Reproduce the listing exactly, keeping every word as it is.

== Exercise data

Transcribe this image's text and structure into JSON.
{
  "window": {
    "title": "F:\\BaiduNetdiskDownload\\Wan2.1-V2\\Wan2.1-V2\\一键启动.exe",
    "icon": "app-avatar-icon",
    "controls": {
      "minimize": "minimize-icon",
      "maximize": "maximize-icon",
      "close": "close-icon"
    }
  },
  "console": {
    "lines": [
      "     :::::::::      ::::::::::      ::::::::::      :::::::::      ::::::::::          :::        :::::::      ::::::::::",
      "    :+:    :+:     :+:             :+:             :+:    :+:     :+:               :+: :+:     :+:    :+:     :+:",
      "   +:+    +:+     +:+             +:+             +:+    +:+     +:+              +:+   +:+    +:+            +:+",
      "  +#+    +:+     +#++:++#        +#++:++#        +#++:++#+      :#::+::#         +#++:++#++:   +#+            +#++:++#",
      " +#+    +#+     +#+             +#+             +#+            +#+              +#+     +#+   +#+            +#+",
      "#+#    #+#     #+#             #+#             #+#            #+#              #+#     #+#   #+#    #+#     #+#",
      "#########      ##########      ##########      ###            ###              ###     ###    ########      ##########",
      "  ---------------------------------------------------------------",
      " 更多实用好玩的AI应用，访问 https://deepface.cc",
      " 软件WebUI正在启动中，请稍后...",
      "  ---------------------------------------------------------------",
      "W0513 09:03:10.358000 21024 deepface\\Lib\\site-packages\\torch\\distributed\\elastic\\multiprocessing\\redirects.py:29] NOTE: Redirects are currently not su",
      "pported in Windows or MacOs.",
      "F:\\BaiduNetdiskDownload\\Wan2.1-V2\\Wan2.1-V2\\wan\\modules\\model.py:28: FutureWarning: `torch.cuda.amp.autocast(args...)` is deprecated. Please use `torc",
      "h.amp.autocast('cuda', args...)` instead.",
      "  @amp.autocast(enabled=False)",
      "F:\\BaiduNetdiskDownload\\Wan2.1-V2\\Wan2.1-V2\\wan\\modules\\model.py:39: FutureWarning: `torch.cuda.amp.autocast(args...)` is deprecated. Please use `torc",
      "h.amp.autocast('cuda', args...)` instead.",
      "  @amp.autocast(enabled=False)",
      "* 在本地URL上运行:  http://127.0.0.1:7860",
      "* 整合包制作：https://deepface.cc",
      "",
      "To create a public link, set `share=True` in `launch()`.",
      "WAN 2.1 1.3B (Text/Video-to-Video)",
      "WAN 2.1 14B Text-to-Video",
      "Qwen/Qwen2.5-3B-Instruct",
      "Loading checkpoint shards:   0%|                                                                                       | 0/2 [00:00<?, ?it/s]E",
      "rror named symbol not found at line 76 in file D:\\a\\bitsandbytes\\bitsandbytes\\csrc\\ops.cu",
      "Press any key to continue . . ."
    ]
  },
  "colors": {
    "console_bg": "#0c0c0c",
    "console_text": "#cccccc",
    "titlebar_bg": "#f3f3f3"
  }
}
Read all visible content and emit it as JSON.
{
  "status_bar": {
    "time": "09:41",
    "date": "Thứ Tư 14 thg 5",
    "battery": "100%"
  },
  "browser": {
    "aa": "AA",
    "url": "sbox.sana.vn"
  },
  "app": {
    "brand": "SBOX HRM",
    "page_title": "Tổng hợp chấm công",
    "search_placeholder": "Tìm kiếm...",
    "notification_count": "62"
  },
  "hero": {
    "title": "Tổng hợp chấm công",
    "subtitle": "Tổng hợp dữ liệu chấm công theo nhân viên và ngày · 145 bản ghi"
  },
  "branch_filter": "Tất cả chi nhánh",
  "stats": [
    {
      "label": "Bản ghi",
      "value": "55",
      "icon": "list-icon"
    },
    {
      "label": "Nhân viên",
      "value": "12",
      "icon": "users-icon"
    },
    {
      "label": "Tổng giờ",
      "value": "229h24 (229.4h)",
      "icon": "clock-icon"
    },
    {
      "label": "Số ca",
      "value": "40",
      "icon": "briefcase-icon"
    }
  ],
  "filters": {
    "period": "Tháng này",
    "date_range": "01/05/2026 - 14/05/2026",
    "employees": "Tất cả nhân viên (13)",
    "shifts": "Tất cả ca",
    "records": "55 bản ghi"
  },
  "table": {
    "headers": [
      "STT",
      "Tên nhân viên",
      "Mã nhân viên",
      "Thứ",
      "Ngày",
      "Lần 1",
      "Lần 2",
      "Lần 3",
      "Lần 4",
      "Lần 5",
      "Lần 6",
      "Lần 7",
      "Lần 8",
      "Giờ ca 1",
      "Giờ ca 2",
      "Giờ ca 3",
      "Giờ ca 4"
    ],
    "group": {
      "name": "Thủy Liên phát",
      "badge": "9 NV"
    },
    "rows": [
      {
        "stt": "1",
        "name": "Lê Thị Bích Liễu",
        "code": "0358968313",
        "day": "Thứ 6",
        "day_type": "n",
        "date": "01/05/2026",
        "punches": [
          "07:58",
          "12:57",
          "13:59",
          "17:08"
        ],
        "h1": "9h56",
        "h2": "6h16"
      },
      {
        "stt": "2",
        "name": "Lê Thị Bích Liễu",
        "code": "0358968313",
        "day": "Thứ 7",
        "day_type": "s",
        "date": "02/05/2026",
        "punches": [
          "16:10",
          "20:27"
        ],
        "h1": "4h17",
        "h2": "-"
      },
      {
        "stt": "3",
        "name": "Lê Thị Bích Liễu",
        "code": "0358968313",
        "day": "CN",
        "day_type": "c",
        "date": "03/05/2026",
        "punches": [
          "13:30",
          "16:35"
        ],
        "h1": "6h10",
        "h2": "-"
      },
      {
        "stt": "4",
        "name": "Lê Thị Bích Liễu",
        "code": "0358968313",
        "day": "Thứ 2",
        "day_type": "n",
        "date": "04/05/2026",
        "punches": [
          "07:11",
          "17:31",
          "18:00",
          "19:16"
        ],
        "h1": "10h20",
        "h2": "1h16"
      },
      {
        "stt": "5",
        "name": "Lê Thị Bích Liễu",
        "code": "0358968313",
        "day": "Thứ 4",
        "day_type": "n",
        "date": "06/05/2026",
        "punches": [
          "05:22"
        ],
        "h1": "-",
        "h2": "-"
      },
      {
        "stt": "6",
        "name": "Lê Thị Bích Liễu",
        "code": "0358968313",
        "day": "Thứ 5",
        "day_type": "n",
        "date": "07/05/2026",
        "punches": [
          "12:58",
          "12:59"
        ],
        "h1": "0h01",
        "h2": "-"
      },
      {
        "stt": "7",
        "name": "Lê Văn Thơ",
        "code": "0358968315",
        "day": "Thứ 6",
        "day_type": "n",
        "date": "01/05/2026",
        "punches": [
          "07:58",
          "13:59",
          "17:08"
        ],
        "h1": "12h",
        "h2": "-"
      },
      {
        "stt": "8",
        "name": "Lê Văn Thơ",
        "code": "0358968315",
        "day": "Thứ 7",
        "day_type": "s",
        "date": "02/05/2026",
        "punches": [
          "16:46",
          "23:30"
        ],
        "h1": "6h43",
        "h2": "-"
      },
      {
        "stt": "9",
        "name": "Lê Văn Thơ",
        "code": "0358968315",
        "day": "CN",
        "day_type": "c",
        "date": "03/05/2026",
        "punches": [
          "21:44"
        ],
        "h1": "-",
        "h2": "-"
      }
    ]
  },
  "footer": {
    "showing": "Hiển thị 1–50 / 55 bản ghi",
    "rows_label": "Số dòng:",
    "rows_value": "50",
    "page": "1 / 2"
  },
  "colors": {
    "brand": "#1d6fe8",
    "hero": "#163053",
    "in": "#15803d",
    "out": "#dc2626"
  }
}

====

* [Answer section]
Transcribe this image's text and structure into JSON.
{
  "window": {
    "title": "F:\\BaiduNetdiskDownload\\Wan2.1-V2\\Wan2.1-V2\\一键启动.exe",
    "icon": "app-avatar-icon",
    "controls": {
      "minimize": "minimize-icon",
      "maximize": "maximize-icon",
      "close": "close-icon"
    }
  },
  "console": {
    "lines": [
      "     :::::::::      ::::::::::      ::::::::::      :::::::::      ::::::::::          :::        :::::::      ::::::::::",
      "    :+:    :+:     :+:             :+:             :+:    :+:     :+:               :+: :+:     :+:    :+:     :+:",
      "   +:+    +:+     +:+             +:+             +:+    +:+     +:+              +:+   +:+    +:+            +:+",
      "  +#+    +:+     +#++:++#        +#++:++#        +#++:++#+      :#::+::#         +#++:++#++:   +#+            +#++:++#",
      " +#+    +#+     +#+             +#+             +#+            +#+              +#+     +#+   +#+            +#+",
      "#+#    #+#     #+#             #+#             #+#            #+#              #+#     #+#   #+#    #+#     #+#",
      "#########      ##########      ##########      ###            ###              ###     ###    ########      ##########",
      "  ---------------------------------------------------------------",
      " 更多实用好玩的AI应用，访问 https://deepface.cc",
      " 软件WebUI正在启动中，请稍后...",
      "  ---------------------------------------------------------------",
      "W0513 09:03:10.358000 21024 deepface\\Lib\\site-packages\\torch\\distributed\\elastic\\multiprocessing\\redirects.py:29] NOTE: Redirects are currently not su",
      "pported in Windows or MacOs.",
      "F:\\BaiduNetdiskDownload\\Wan2.1-V2\\Wan2.1-V2\\wan\\modules\\model.py:28: FutureWarning: `torch.cuda.amp.autocast(args...)` is deprecated. Please use `torc",
      "h.amp.autocast('cuda', args...)` instead.",
      "  @amp.autocast(enabled=False)",
      "F:\\BaiduNetdiskDownload\\Wan2.1-V2\\Wan2.1-V2\\wan\\modules\\model.py:39: FutureWarning: `torch.cuda.amp.autocast(args...)` is deprecated. Please use `torc",
      "h.amp.autocast('cuda', args...)` instead.",
      "  @amp.autocast(enabled=False)",
      "* 在本地URL上运行:  http://127.0.0.1:7860",
      "* 整合包制作：https://deepface.cc",
      "",
      "To create a public link, set `share=True` in `launch()`.",
      "WAN 2.1 1.3B (Text/Video-to-Video)",
      "WAN 2.1 14B Text-to-Video",
      "Qwen/Qwen2.5-3B-Instruct",
      "Loading checkpoint shards:   0%|                                                                                       | 0/2 [00:00<?, ?it/s]E",
      "rror named symbol not found at line 76 in file D:\\a\\bitsandbytes\\bitsandbytes\\csrc\\ops.cu",
      "Press any key to continue . . ."
    ]
  },
  "colors": {
    "console_bg": "#0c0c0c",
    "console_text": "#cccccc",
    "titlebar_bg": "#f3f3f3"
  }
}
Read all visible content and emit it as JSON.
{
  "status_bar": {
    "time": "09:41",
    "date": "Thứ Tư 14 thg 5",
    "battery": "100%"
  },
  "browser": {
    "aa": "AA",
    "url": "sbox.sana.vn"
  },
  "app": {
    "brand": "SBOX HRM",
    "page_title": "Tổng hợp chấm công",
    "search_placeholder": "Tìm kiếm...",
    "notification_count": "62"
  },
  "hero": {
    "title": "Tổng hợp chấm công",
    "subtitle": "Tổng hợp dữ liệu chấm công theo nhân viên và ngày · 145 bản ghi"
  },
  "branch_filter": "Tất cả chi nhánh",
  "stats": [
    {
      "label": "Bản ghi",
      "value": "55",
      "icon": "list-icon"
    },
    {
      "label": "Nhân viên",
      "value": "12",
      "icon": "users-icon"
    },
    {
      "label": "Tổng giờ",
      "value": "229h24 (229.4h)",
      "icon": "clock-icon"
    },
    {
      "label": "Số ca",
      "value": "40",
      "icon": "briefcase-icon"
    }
  ],
  "filters": {
    "period": "Tháng này",
    "date_range": "01/05/2026 - 14/05/2026",
    "employees": "Tất cả nhân viên (13)",
    "shifts": "Tất cả ca",
    "records": "55 bản ghi"
  },
  "table": {
    "headers": [
      "STT",
      "Tên nhân viên",
      "Mã nhân viên",
      "Thứ",
      "Ngày",
      "Lần 1",
      "Lần 2",
      "Lần 3",
      "Lần 4",
      "Lần 5",
      "Lần 6",
      "Lần 7",
      "Lần 8",
      "Giờ ca 1",
      "Giờ ca 2",
      "Giờ ca 3",
      "Giờ ca 4"
    ],
    "group": {
      "name": "Thủy Liên phát",
      "badge": "9 NV"
    },
    "rows": [
      {
        "stt": "1",
        "name": "Lê Thị Bích Liễu",
        "code": "0358968313",
        "day": "Thứ 6",
        "day_type": "n",
        "date": "01/05/2026",
        "punches": [
          "07:58",
          "12:57",
          "13:59",
          "17:08"
        ],
        "h1": "9h56",
        "h2": "6h16"
      },
      {
        "stt": "2",
        "name": "Lê Thị Bích Liễu",
        "code": "0358968313",
        "day": "Thứ 7",
        "day_type": "s",
        "date": "02/05/2026",
        "punches": [
          "16:10",
          "20:27"
        ],
        "h1": "4h17",
        "h2": "-"
      },
      {
        "stt": "3",
        "name": "Lê Thị Bích Liễu",
        "code": "0358968313",
        "day": "CN",
        "day_type": "c",
        "date": "03/05/2026",
        "punches": [
          "13:30",
          "16:35"
        ],
        "h1": "6h10",
        "h2": "-"
      },
      {
        "stt": "4",
        "name": "Lê Thị Bích Liễu",
        "code": "0358968313",
        "day": "Thứ 2",
        "day_type": "n",
        "date": "04/05/2026",
        "punches": [
          "07:11",
          "17:31",
          "18:00",
          "19:16"
        ],
        "h1": "10h20",
        "h2": "1h16"
      },
      {
        "stt": "5",
        "name": "Lê Thị Bích Liễu",
        "code": "0358968313",
        "day": "Thứ 4",
        "day_type": "n",
        "date": "06/05/2026",
        "punches": [
          "05:22"
        ],
        "h1": "-",
        "h2": "-"
      },
      {
        "stt": "6",
        "name": "Lê Thị Bích Liễu",
        "code": "0358968313",
        "day": "Thứ 5",
        "day_type": "n",
        "date": "07/05/2026",
        "punches": [
          "12:58",
          "12:59"
        ],
        "h1": "0h01",
        "h2": "-"
      },
      {
        "stt": "7",
        "name": "Lê Văn Thơ",
        "code": "0358968315",
        "day": "Thứ 6",
        "day_type": "n",
        "date": "01/05/2026",
        "punches": [
          "07:58",
          "13:59",
          "17:08"
        ],
        "h1": "12h",
        "h2": "-"
      },
      {
        "stt": "8",
        "name": "Lê Văn Thơ",
        "code": "0358968315",
        "day": "Thứ 7",
        "day_type": "s",
        "date": "02/05/2026",
        "punches": [
          "16:46",
          "23:30"
        ],
        "h1": "6h43",
        "h2": "-"
      },
      {
        "stt": "9",
        "name": "Lê Văn Thơ",
        "code": "0358968315",
        "day": "CN",
        "day_type": "c",
        "date": "03/05/2026",
        "punches": [
          "21:44"
        ],
        "h1": "-",
        "h2": "-"
      }
    ]
  },
  "footer": {
    "showing": "Hiển thị 1–50 / 55 bản ghi",
    "rows_label": "Số dòng:",
    "rows_value": "50",
    "page": "1 / 2"
  },
  "colors": {
    "brand": "#1d6fe8",
    "hero": "#163053",
    "in": "#15803d",
    "out": "#dc2626"
  }
}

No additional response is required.